Phoenix’s Joker is like an oil painting of Pagliacci on black velvet. Unsettling, and almost surreally entrancing, it forces the viewer to contemplate whether or not the piece is deserving of pity or unequivocal hatred. The character is well-developed, to boot. Fleck’s physicality, tone, word choice, and visual disposition all ebb and flow with the events of the film. This growth helps accentuate a primary message of the film – the duality of man and his society. The Joker and Arthur seem to represent two sides of the same coin, with the former being the repressed existential shadow hidden from the light of society. When Arthur accepts this side of himself, he instantly becomes more confident, as evidenced through his dancing on the stairs. While Fleck’s response to this psychoanalytical fork in the road is most certainly poor (and treated accordingly in the film), the audience is left to decide whether or not expressing our repressed persona is right or wrong.
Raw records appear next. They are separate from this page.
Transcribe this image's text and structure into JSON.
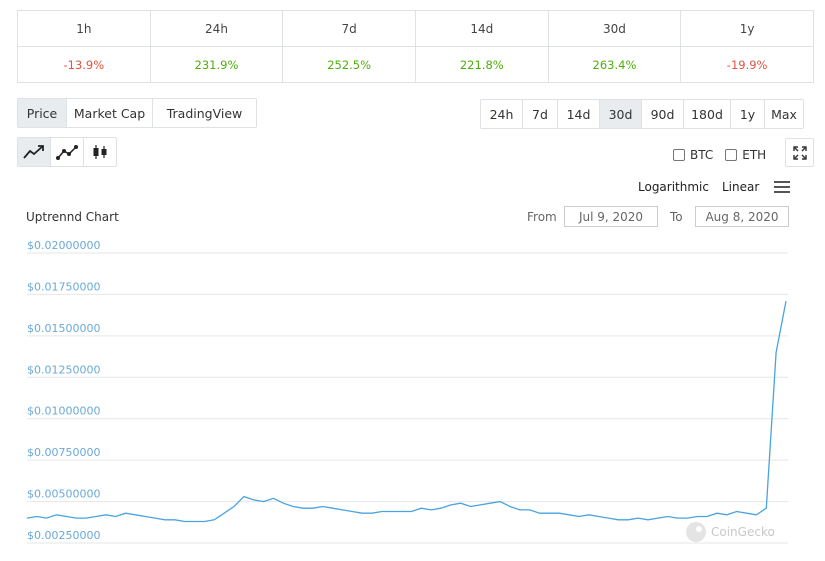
{
  "performance": {
    "headers": [
      "1h",
      "24h",
      "7d",
      "14d",
      "30d",
      "1y"
    ],
    "values": [
      "-13.9%",
      "231.9%",
      "252.5%",
      "221.8%",
      "263.4%",
      "-19.9%"
    ],
    "signs": [
      "neg",
      "pos",
      "pos",
      "pos",
      "pos",
      "neg"
    ]
  },
  "view_tabs": [
    "Price",
    "Market Cap",
    "TradingView"
  ],
  "active_view": "Price",
  "ranges": [
    "24h",
    "7d",
    "14d",
    "30d",
    "90d",
    "180d",
    "1y",
    "Max"
  ],
  "active_range": "30d",
  "chart_types": [
    "line-chart-icon",
    "line-points-icon",
    "candlestick-icon"
  ],
  "compare": {
    "btc": "BTC",
    "eth": "ETH"
  },
  "scale": {
    "log": "Logarithmic",
    "linear": "Linear"
  },
  "chart_title": "Uptrennd Chart",
  "range_picker": {
    "from_label": "From",
    "from_value": "Jul 9, 2020",
    "to_label": "To",
    "to_value": "Aug 8, 2020"
  },
  "watermark": "CoinGecko",
  "colors": {
    "line": "#4aa3df",
    "negative": "#e15241",
    "positive": "#4eaf0a"
  },
  "chart_data": {
    "type": "line",
    "title": "Uptrennd Chart",
    "y_tick_labels": [
      "$0.02000000",
      "$0.01750000",
      "$0.01500000",
      "$0.01250000",
      "$0.01000000",
      "$0.00750000",
      "$0.00500000",
      "$0.00250000"
    ],
    "ylim": [
      0.0025,
      0.02
    ],
    "x_range": [
      "Jul 9, 2020",
      "Aug 8, 2020"
    ],
    "series": [
      {
        "values": [
          0.004,
          0.0041,
          0.004,
          0.0042,
          0.0041,
          0.004,
          0.004,
          0.0041,
          0.0042,
          0.0041,
          0.0043,
          0.0042,
          0.0041,
          0.004,
          0.0039,
          0.0039,
          0.0038,
          0.0038,
          0.0038,
          0.0039,
          0.0043,
          0.0047,
          0.0053,
          0.0051,
          0.005,
          0.0052,
          0.0049,
          0.0047,
          0.0046,
          0.0046,
          0.0047,
          0.0046,
          0.0045,
          0.0044,
          0.0043,
          0.0043,
          0.0044,
          0.0044,
          0.0044,
          0.0044,
          0.0046,
          0.0045,
          0.0046,
          0.0048,
          0.0049,
          0.0047,
          0.0048,
          0.0049,
          0.005,
          0.0047,
          0.0045,
          0.0045,
          0.0043,
          0.0043,
          0.0043,
          0.0042,
          0.0041,
          0.0042,
          0.0041,
          0.004,
          0.0039,
          0.0039,
          0.004,
          0.0039,
          0.004,
          0.0041,
          0.004,
          0.004,
          0.0041,
          0.0041,
          0.0043,
          0.0042,
          0.0044,
          0.0043,
          0.0042,
          0.0046,
          0.014,
          0.0171
        ]
      }
    ]
  }
}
The same applies for the protestors of Gotham seeking equitable treatment; the civilians employ violent tactics that eventually devolve into full-blown riots, seemingly following the lead of the Joker. Fleck perhaps best sums up this mindset, referring to the afflicted lower class of Gotham as potential “werewolves.” In folklore, the werewolf is an inherent feature of a person, but it is hidden and only appears in specific situations. Similarly, Joker’s conceptualization of the Jungian shadow implies that all people have an inherent longing for chaos that is merely looking for an opportunity to merge one’s regular persona.

Is embracing the collective shadow of society justified if that is what the majority of society wants? If we all have an inherent chaotic drive, is its purpose to display a subdued sentiment when it is essential to our humanity? Joker dips its toes into deep ethical dilemmas and provides however much substance you would like to justify them. Again, the film is what you want it to be and what you make of it. Joker can be a straightforward drama or a philosophical musing on humanity.
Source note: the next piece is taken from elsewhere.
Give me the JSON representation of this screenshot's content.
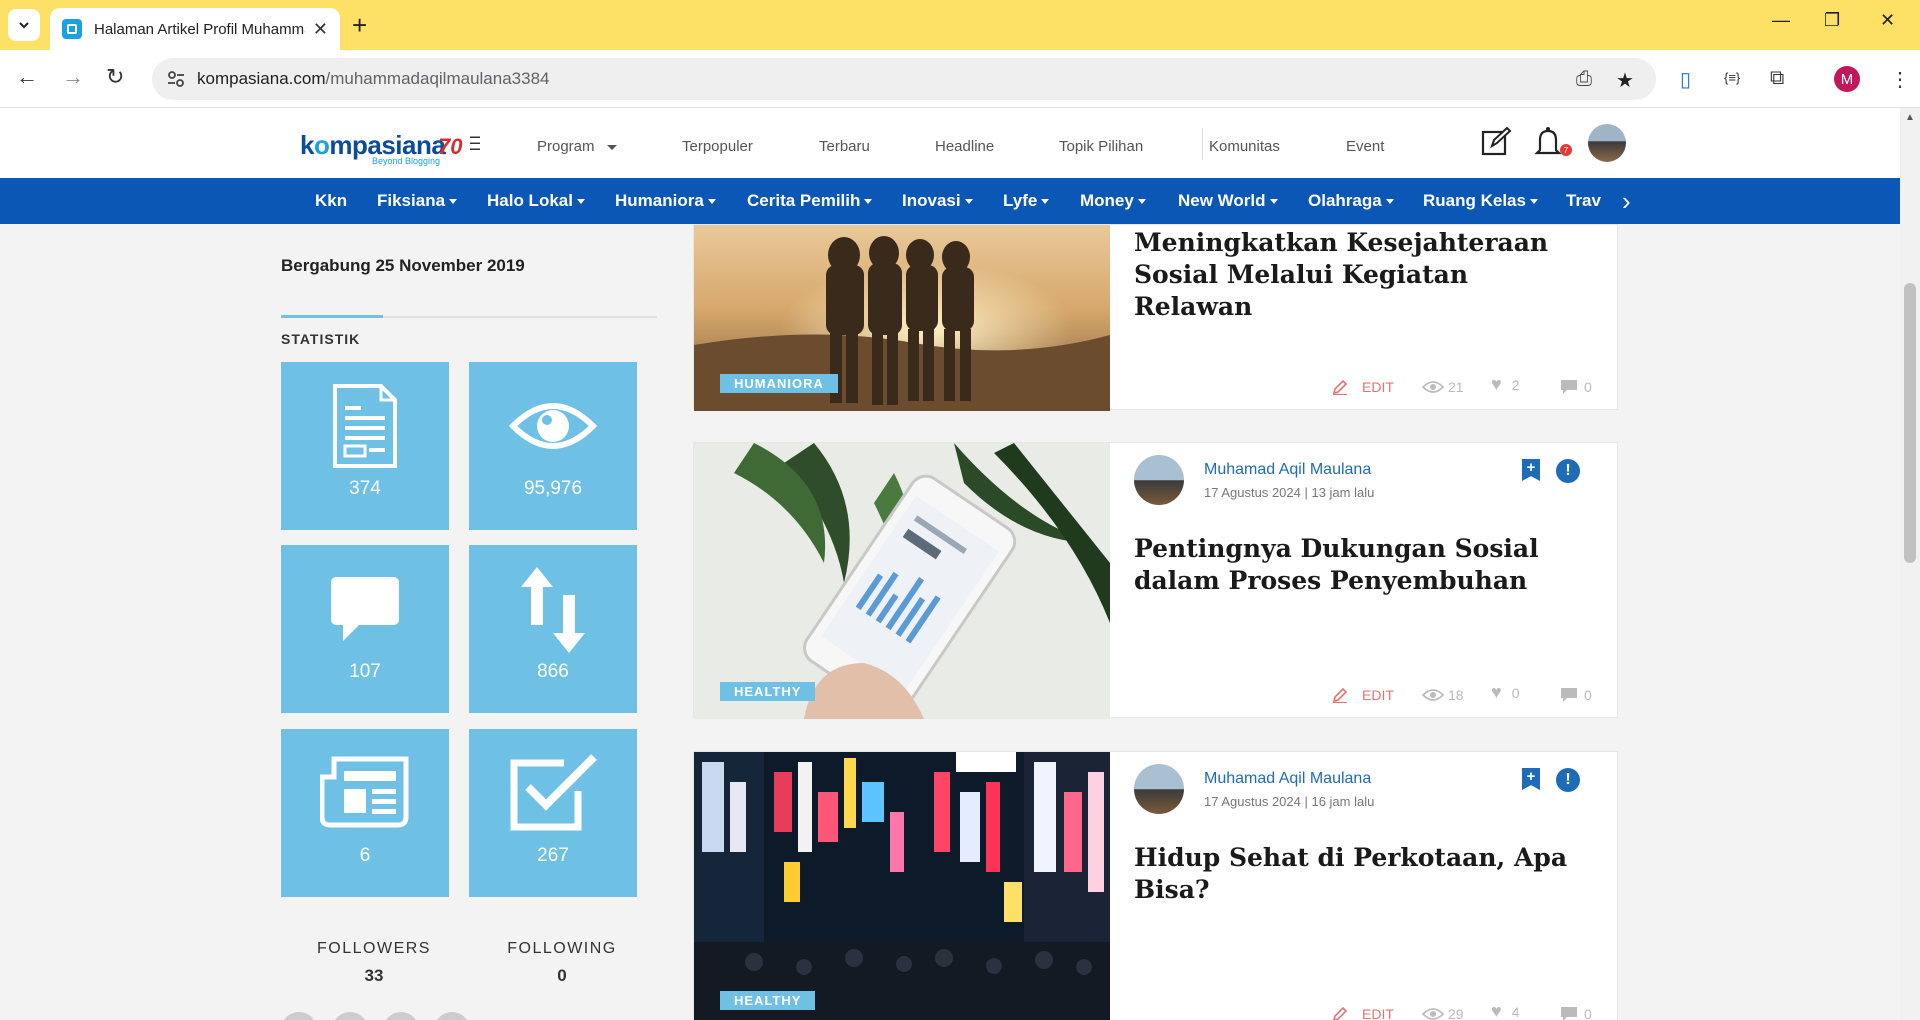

Moreover, the cinematography matches the somber tone of the film – slow and deliberate. It is hauntingly beautiful at times, yet fast-paced when it needs to be. In particular, the fight on a subway train is exceptional for its editing and shot composition, while the riot scene deftly embodies the spirit of chaos that is integral to the film.
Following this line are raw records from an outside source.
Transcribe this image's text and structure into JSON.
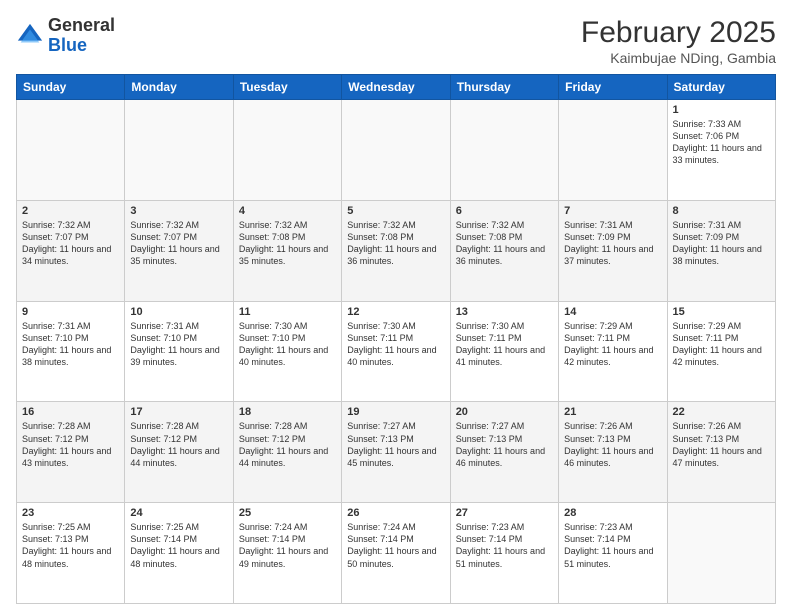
{
  "logo": {
    "general": "General",
    "blue": "Blue"
  },
  "header": {
    "month_year": "February 2025",
    "location": "Kaimbujae NDing, Gambia"
  },
  "days_of_week": [
    "Sunday",
    "Monday",
    "Tuesday",
    "Wednesday",
    "Thursday",
    "Friday",
    "Saturday"
  ],
  "weeks": [
    {
      "alt": false,
      "days": [
        {
          "num": "",
          "info": ""
        },
        {
          "num": "",
          "info": ""
        },
        {
          "num": "",
          "info": ""
        },
        {
          "num": "",
          "info": ""
        },
        {
          "num": "",
          "info": ""
        },
        {
          "num": "",
          "info": ""
        },
        {
          "num": "1",
          "info": "Sunrise: 7:33 AM\nSunset: 7:06 PM\nDaylight: 11 hours\nand 33 minutes."
        }
      ]
    },
    {
      "alt": true,
      "days": [
        {
          "num": "2",
          "info": "Sunrise: 7:32 AM\nSunset: 7:07 PM\nDaylight: 11 hours\nand 34 minutes."
        },
        {
          "num": "3",
          "info": "Sunrise: 7:32 AM\nSunset: 7:07 PM\nDaylight: 11 hours\nand 35 minutes."
        },
        {
          "num": "4",
          "info": "Sunrise: 7:32 AM\nSunset: 7:08 PM\nDaylight: 11 hours\nand 35 minutes."
        },
        {
          "num": "5",
          "info": "Sunrise: 7:32 AM\nSunset: 7:08 PM\nDaylight: 11 hours\nand 36 minutes."
        },
        {
          "num": "6",
          "info": "Sunrise: 7:32 AM\nSunset: 7:08 PM\nDaylight: 11 hours\nand 36 minutes."
        },
        {
          "num": "7",
          "info": "Sunrise: 7:31 AM\nSunset: 7:09 PM\nDaylight: 11 hours\nand 37 minutes."
        },
        {
          "num": "8",
          "info": "Sunrise: 7:31 AM\nSunset: 7:09 PM\nDaylight: 11 hours\nand 38 minutes."
        }
      ]
    },
    {
      "alt": false,
      "days": [
        {
          "num": "9",
          "info": "Sunrise: 7:31 AM\nSunset: 7:10 PM\nDaylight: 11 hours\nand 38 minutes."
        },
        {
          "num": "10",
          "info": "Sunrise: 7:31 AM\nSunset: 7:10 PM\nDaylight: 11 hours\nand 39 minutes."
        },
        {
          "num": "11",
          "info": "Sunrise: 7:30 AM\nSunset: 7:10 PM\nDaylight: 11 hours\nand 40 minutes."
        },
        {
          "num": "12",
          "info": "Sunrise: 7:30 AM\nSunset: 7:11 PM\nDaylight: 11 hours\nand 40 minutes."
        },
        {
          "num": "13",
          "info": "Sunrise: 7:30 AM\nSunset: 7:11 PM\nDaylight: 11 hours\nand 41 minutes."
        },
        {
          "num": "14",
          "info": "Sunrise: 7:29 AM\nSunset: 7:11 PM\nDaylight: 11 hours\nand 42 minutes."
        },
        {
          "num": "15",
          "info": "Sunrise: 7:29 AM\nSunset: 7:11 PM\nDaylight: 11 hours\nand 42 minutes."
        }
      ]
    },
    {
      "alt": true,
      "days": [
        {
          "num": "16",
          "info": "Sunrise: 7:28 AM\nSunset: 7:12 PM\nDaylight: 11 hours\nand 43 minutes."
        },
        {
          "num": "17",
          "info": "Sunrise: 7:28 AM\nSunset: 7:12 PM\nDaylight: 11 hours\nand 44 minutes."
        },
        {
          "num": "18",
          "info": "Sunrise: 7:28 AM\nSunset: 7:12 PM\nDaylight: 11 hours\nand 44 minutes."
        },
        {
          "num": "19",
          "info": "Sunrise: 7:27 AM\nSunset: 7:13 PM\nDaylight: 11 hours\nand 45 minutes."
        },
        {
          "num": "20",
          "info": "Sunrise: 7:27 AM\nSunset: 7:13 PM\nDaylight: 11 hours\nand 46 minutes."
        },
        {
          "num": "21",
          "info": "Sunrise: 7:26 AM\nSunset: 7:13 PM\nDaylight: 11 hours\nand 46 minutes."
        },
        {
          "num": "22",
          "info": "Sunrise: 7:26 AM\nSunset: 7:13 PM\nDaylight: 11 hours\nand 47 minutes."
        }
      ]
    },
    {
      "alt": false,
      "days": [
        {
          "num": "23",
          "info": "Sunrise: 7:25 AM\nSunset: 7:13 PM\nDaylight: 11 hours\nand 48 minutes."
        },
        {
          "num": "24",
          "info": "Sunrise: 7:25 AM\nSunset: 7:14 PM\nDaylight: 11 hours\nand 48 minutes."
        },
        {
          "num": "25",
          "info": "Sunrise: 7:24 AM\nSunset: 7:14 PM\nDaylight: 11 hours\nand 49 minutes."
        },
        {
          "num": "26",
          "info": "Sunrise: 7:24 AM\nSunset: 7:14 PM\nDaylight: 11 hours\nand 50 minutes."
        },
        {
          "num": "27",
          "info": "Sunrise: 7:23 AM\nSunset: 7:14 PM\nDaylight: 11 hours\nand 51 minutes."
        },
        {
          "num": "28",
          "info": "Sunrise: 7:23 AM\nSunset: 7:14 PM\nDaylight: 11 hours\nand 51 minutes."
        },
        {
          "num": "",
          "info": ""
        }
      ]
    }
  ]
}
The set design of a late-1970s Gotham is superbly executed, and the chilling score features eerie synths and strings that give auditory credence to the unpredictability of the main character. Also worthy of note is the film’s grading, which combines a washed-out look with a colorful palette. This contrast between environment and person goes a long way in illustrating how society is another main character of the film.
Lastly, the pacing of the film impressive, too. Joker is very much a slow burn, with the entire film being comprehensive in its two-hour runtime. Phillips succeeds in this regard by progressively making the film crazier and crazier, which is a surefire way to keep the audience invested. This craziness is perhaps best exemplified by one of the most explosive and jaw-dropping final acts of a movie released in the past decade – Arthur’s complete transformation into the Joker. It’s a payoff that feels earned due to the film’s smart pacing and editing.

Joker was an extraordinary film, and its ambiguous meaning and ending make for a film that is personal to each viewer. I could not recommend seeing it enough.